And a self-described “gay man” said he had been “degraded, humiliated and held back because of my sexuality.”
We can and must do better.
Which of these describes gender diversity in our industry?
- We have made great strides towards having gender diversity 22.00% 22.00%
- We have done well increasing gender diversity 29.67% 29.67%
- The industry can do better towards achieving gender diversity 44.33% 44.33%
- We have done a terrible job at increasing gender diversity 4.00% 4.00%
Interestingly, those surveyed put their own venue company, in terms of diversity and inclusivity, ahead of the overall industry. Fully 42% said their company is diverse with only 31.4% saying their company “can do better” followed by 20.8% who say they are “somewhat diverse” and only 3.3% who say we are not diverse. Overall 67% believe the live entertainment industry has made significant positive progress in terms of diversity and inclusivity in the past five years” and 33% disagree with that statement.
In terms of the social unrest currently affecting our society, 58.8% are “concerned” that it may impact live events while 41.2% are not worried. In a highly fraught and unnecessarily divided election year, the unrest may very well increase, something that could exacerbate a return. About 32% said the lack of live shows and sporting events, where so much social gathering transpires, contributed to social unrest, data that underscores the importance of the live sector returning.
How do you think your own company stacks up in terms of inclusivity and diversity?
- We are inclusive and diverse 42.05% 42.05%
- We are somewhat inclusive and diverse 20.86% 20.86%
- We can do better in being inclusive and diverse 31.46% 31.46%
- We are not diverse or inclusive 3.31% 3.31%
- Not applicable 2.32% 2.32%
Finally, there is a general ambivalence toward one of the mainstays of the pandemic-era: Livestreaming.
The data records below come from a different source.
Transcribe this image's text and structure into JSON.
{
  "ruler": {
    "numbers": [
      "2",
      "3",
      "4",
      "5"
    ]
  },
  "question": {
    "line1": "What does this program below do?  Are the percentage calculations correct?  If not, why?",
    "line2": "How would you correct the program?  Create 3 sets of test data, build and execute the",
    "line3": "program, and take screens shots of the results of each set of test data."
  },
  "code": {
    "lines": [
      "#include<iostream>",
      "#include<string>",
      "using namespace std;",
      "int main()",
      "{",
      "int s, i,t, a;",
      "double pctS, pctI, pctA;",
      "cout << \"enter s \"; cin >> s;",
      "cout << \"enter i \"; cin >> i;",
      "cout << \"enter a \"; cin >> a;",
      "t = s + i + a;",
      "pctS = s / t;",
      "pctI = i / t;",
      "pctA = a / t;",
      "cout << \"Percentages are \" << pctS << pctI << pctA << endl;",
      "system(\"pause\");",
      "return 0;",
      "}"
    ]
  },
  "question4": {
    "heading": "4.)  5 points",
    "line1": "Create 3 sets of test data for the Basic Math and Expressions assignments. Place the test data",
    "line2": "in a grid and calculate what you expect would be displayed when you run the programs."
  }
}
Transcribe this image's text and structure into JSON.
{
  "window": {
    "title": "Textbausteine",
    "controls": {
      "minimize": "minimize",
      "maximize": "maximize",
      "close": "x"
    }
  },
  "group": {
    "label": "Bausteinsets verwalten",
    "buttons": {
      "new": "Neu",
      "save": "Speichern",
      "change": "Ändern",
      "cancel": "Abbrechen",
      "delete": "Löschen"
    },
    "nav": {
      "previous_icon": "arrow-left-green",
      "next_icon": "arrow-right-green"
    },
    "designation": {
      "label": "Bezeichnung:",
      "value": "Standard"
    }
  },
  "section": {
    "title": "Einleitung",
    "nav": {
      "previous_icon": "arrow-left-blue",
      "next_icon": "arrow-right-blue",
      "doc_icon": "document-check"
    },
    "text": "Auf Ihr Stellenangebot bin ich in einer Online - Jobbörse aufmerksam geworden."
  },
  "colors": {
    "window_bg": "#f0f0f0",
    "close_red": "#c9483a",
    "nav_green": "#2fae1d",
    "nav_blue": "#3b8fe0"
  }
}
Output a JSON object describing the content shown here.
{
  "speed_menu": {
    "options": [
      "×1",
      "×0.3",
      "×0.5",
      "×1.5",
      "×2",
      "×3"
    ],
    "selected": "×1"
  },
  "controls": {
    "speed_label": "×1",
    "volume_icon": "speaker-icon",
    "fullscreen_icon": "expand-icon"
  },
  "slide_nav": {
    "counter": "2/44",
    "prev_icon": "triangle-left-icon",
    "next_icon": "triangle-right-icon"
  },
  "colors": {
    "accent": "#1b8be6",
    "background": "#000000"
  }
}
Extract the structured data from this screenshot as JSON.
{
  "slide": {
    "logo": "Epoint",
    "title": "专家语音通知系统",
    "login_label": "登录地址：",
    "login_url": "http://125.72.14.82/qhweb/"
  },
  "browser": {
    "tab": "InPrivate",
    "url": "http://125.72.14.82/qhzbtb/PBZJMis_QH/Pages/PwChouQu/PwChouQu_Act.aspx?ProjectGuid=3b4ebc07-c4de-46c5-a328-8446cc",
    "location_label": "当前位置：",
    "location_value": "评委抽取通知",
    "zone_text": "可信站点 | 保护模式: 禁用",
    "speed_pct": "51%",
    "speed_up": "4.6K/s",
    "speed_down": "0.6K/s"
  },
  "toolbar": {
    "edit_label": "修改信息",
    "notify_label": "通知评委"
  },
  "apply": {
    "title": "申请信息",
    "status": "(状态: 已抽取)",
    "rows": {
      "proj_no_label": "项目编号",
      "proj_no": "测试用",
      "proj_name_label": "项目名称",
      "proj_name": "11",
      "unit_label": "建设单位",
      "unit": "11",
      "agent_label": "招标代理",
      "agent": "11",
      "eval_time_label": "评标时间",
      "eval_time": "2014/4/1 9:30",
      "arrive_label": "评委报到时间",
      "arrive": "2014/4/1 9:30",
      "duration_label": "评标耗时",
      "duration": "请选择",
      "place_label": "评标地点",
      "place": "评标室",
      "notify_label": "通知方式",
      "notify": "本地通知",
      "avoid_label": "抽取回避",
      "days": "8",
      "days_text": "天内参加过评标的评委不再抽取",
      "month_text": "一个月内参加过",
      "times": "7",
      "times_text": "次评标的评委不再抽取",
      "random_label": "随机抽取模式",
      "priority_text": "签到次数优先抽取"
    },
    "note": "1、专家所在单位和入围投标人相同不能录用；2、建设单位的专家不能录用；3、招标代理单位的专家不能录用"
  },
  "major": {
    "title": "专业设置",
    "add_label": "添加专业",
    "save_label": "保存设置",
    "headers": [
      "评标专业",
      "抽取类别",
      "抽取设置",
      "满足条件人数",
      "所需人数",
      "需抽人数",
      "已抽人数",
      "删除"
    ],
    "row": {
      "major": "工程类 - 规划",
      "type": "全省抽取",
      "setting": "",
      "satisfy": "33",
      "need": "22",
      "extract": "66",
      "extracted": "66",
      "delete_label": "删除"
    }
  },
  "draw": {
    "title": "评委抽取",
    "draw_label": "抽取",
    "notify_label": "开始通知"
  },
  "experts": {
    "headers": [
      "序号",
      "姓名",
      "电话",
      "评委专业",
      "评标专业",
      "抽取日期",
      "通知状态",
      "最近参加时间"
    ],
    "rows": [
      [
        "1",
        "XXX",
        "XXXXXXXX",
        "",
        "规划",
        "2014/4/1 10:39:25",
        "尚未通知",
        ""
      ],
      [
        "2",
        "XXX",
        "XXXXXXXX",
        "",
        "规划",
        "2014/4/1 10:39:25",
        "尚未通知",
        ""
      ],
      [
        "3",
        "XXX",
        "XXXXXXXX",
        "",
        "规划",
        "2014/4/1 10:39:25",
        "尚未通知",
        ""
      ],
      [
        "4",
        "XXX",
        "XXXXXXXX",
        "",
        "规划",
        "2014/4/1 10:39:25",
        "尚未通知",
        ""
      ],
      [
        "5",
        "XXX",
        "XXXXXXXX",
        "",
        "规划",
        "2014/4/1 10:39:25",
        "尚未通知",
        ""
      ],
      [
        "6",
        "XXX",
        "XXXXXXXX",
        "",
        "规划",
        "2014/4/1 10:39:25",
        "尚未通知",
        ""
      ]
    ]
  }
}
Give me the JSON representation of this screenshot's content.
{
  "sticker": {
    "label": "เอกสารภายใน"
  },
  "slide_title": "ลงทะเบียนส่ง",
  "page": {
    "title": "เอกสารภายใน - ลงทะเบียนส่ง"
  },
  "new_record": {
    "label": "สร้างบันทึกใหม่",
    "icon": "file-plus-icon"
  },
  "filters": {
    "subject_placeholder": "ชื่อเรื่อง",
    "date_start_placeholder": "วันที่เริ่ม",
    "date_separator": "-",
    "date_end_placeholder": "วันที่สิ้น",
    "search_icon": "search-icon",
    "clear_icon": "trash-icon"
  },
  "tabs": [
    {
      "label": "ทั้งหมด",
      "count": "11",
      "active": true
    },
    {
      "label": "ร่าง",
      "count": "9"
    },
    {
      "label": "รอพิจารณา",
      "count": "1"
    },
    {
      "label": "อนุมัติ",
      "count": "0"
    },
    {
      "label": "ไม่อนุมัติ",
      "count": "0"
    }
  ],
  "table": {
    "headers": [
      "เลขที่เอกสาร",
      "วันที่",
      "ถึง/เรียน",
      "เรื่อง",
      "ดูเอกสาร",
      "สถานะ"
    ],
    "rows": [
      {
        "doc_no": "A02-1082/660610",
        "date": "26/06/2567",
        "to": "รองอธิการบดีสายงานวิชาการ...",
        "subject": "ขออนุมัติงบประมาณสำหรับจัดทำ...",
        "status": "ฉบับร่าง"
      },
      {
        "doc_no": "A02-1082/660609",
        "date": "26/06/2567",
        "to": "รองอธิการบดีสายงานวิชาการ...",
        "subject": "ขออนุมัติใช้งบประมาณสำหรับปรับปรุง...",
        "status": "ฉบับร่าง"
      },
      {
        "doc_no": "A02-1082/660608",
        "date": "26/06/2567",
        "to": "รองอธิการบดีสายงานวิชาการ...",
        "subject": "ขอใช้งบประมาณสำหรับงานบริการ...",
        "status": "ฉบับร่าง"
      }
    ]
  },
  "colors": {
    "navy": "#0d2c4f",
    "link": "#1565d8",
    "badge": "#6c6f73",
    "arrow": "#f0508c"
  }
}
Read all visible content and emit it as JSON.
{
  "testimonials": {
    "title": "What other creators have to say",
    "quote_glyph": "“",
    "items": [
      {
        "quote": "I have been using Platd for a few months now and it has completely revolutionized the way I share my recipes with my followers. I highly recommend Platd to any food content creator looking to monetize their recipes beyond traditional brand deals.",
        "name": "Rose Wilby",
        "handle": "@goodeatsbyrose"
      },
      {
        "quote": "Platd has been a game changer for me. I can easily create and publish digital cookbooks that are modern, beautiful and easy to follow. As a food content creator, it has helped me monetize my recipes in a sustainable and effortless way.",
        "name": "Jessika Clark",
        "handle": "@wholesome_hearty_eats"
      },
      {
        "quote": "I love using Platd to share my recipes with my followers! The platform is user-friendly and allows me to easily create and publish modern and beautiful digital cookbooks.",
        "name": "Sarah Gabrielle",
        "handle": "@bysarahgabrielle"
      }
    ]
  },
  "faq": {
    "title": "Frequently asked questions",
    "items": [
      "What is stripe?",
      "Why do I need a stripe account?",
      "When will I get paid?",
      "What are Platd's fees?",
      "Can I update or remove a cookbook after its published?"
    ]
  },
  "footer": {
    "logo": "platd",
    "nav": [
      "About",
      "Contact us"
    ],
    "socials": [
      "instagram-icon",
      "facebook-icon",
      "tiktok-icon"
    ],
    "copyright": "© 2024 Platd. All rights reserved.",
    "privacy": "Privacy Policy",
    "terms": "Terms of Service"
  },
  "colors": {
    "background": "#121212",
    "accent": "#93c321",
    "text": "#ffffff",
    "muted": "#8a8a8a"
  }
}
Only 4% believe streaming shows will “continue to be a major way fans consume live music after shows return,” while 51% think it “won’t be a major factor.” The second highest respondents, 45% percent believe the industry will return with hybrid of live and livestreamed events.
What are your thoughts on streaming concerts?
- They were a nice diversion during the shutdown but won’t be a major factor once live shows return 50.99% 50.99%
- I believe that we’ll see a hybrid of streaming and in-person experiences for fans 45.03% 45.03%
- I believe streaming shows will continue to be a major way fans consume live music even after in-person shows return 3.97% 3.97%
As immensely challenging as this year is, there is much to be encouraged by in our 2020 State of the Industry Survey: The business sees paths to its return; the industry is ready and able to get back to work if and when safety measures are implemented; there is willingness to share added financial burdens; financial hardships are being mitigated; our industry is actively engaged in fighting for assistance; and the business is aware of the lack of diversity and how it is holding our business back and working to make changes.
Perhaps the most trenchant comment from the survey came in response to the question, “What are your biggest concerns about the future of live entertainment?” One respondent succinctly noted that, “Life is sad without us.” Indeed, but by all indications that is changing even as you read this.